Recorded data
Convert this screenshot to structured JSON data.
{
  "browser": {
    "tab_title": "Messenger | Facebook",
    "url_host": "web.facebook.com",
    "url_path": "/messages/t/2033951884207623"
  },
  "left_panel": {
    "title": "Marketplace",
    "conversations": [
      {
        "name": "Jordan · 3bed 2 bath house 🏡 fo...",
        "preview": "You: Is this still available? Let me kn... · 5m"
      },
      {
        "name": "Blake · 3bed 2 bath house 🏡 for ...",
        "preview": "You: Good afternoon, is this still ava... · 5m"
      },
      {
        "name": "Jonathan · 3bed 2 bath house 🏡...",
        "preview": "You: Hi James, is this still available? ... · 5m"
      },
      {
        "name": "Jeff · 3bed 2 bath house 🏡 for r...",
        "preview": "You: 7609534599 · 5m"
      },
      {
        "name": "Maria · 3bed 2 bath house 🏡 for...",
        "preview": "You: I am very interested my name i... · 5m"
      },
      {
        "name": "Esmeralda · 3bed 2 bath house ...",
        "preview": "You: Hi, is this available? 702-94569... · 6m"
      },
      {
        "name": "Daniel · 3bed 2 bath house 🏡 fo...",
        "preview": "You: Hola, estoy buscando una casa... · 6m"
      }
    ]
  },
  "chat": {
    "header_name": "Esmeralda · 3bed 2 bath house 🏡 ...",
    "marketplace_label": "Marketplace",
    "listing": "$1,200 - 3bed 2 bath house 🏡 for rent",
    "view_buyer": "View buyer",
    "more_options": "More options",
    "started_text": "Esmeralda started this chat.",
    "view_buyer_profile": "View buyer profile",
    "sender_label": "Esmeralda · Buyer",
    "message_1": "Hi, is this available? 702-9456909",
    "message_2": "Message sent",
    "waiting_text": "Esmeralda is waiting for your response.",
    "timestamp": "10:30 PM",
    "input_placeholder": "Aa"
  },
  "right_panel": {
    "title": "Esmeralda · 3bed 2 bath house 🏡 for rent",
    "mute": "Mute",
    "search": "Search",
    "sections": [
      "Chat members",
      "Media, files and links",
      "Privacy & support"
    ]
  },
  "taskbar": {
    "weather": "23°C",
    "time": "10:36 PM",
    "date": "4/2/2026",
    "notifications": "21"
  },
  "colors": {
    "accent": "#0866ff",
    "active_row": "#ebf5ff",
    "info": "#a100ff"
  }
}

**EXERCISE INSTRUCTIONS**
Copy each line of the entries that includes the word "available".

**EXERCISE SOLUTION**
        "preview": "You: Is this still available? Let me kn... · 5m"
        "preview": "You: Hi James, is this still available? ... · 5m"
        "preview": "You: Hi, is this available? 702-94569... · 6m"
    "message_1": "Hi, is this available? 702-9456909",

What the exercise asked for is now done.